The company's 3D printing system incorporates a robotic arm with six degrees of directional freedom and the ability to move freely between these axes. With a range of 360 degrees, Aectual can print across an area of 500 sq. ft, allowing for the creation of large-scale objects and massive single prints. The company claims that their design to delivery process reduces the cost of custom-made architectural projects by up to 50%. Aectual produces prefabricated decorative pieces as well as specialized customer designs at a higher cost.
In the healthcare arena, 3D printed prosthetics is facilitating significantly faster design and delivery for amputee solutions as well as prototyping and try-before-you-buy for patients. 3D custom implants provide efficient and substantially more expeditious delivery of bone replacement material for cancer patients. In fact, Mind Commerce sees 3D printing in the healthcare market rapidly moving to mainstream adoption and usage by 2024 within certain niche medical care supply vendor markets.

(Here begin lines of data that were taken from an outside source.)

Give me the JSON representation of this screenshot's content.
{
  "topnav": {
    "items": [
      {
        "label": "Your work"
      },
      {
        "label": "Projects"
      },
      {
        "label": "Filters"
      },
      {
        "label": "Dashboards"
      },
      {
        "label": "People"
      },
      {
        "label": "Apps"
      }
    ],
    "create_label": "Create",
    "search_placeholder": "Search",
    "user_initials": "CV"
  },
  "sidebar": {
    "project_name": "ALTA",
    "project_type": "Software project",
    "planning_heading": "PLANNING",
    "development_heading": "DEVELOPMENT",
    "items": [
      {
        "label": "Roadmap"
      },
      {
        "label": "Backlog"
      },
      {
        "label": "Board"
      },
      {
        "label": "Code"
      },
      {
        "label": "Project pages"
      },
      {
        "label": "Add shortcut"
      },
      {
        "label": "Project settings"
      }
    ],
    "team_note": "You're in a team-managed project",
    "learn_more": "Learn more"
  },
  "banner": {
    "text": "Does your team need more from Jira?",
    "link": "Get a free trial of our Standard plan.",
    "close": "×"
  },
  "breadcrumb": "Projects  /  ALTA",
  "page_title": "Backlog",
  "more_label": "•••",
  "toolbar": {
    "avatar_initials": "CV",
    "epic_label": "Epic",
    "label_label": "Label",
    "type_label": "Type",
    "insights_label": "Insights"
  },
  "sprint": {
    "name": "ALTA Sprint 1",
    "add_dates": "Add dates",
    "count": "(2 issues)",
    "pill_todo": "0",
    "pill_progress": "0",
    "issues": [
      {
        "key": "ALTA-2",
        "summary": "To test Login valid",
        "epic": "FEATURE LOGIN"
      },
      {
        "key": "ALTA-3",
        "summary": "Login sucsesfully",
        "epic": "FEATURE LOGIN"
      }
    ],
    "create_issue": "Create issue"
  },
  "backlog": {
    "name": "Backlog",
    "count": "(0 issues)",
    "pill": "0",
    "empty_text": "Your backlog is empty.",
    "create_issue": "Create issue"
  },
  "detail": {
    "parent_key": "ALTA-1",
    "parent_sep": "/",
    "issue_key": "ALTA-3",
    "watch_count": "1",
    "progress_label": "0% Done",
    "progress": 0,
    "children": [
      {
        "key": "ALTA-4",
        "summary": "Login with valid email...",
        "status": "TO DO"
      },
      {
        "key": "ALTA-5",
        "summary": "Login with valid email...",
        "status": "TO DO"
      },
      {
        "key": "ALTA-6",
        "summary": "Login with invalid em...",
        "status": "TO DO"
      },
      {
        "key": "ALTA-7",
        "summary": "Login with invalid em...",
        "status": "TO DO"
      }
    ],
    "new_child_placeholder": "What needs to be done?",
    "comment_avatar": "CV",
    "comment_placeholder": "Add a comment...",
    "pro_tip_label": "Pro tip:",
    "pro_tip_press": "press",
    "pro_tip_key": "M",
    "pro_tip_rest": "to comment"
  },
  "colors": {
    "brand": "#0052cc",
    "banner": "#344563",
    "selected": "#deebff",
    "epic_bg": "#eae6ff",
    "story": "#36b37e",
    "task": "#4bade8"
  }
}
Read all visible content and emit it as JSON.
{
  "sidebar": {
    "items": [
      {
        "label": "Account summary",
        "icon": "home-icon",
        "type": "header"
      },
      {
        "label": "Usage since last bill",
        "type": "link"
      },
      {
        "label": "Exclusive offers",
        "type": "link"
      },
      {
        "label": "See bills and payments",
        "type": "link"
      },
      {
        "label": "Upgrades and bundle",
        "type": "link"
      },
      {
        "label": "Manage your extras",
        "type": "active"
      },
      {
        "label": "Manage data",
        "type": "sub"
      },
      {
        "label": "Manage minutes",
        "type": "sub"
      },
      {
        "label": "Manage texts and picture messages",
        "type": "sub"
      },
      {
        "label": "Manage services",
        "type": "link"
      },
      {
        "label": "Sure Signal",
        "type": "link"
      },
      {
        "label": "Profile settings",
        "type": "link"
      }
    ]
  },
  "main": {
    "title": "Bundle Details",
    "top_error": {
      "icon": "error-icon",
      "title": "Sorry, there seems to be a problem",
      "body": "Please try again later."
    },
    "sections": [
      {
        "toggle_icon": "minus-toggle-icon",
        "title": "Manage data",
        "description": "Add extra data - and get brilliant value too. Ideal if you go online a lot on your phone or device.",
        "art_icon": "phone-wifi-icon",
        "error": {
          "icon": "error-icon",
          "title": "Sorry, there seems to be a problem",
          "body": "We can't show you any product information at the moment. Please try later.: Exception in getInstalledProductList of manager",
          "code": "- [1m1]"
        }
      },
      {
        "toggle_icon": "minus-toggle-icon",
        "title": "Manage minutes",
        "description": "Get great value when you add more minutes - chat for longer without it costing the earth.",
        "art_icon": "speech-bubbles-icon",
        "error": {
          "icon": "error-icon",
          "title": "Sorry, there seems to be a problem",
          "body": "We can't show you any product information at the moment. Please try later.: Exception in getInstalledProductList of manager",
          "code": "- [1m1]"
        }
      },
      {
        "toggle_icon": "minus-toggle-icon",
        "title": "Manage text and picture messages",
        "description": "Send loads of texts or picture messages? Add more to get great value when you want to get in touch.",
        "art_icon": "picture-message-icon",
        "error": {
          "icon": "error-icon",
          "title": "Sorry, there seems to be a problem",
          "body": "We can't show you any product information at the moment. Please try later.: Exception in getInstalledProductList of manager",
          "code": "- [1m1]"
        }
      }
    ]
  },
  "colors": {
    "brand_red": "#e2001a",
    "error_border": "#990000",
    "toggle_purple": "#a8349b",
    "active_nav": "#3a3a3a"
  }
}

In the enterprise and industrial arena, the fabrication, integration, and control of virtually any product is increasingly becoming digitized. This trend is accelerating as evidenced by recent surveys indicating that 3D Printing and other forms of additive manufacturing will have a positive impact, increase creativity and dramatically improve time to market, especially for certain goods and services.
3D printing communities of interest (such as those entities that use 3D printers and related tools including the use of more plugins or online apps) will move beyond mere integrated 3D printing networks to become a larger scale ecosystem. This is anticipated to be a fully integrated 3D ecosystem including 3D design, modelling and simulations, prototyping, and fabrication. This is driven in part by lower-cost communications infrastructure and services as well as availability and adoption of tools to support 3D including immersive tech and IoT solutions.
We see an emerging producer-consumers (e.g. "prosumer") marketplace emerging for 3D printing in which everyday consumers engage in at least one part of the evolving connected manufacturing industry. Some trivial examples exist today such as Hero Forge, a company that provides tools for consumers to construct their own uniquely customizable fantasy roleplaying figures.
We anticipate that the ability for self-help design and manufacturing with this prosumer model will become commonplace for many durable goods, causing disintermediation throughout supply chains, most notably with traditional manufacturers and retail outlets.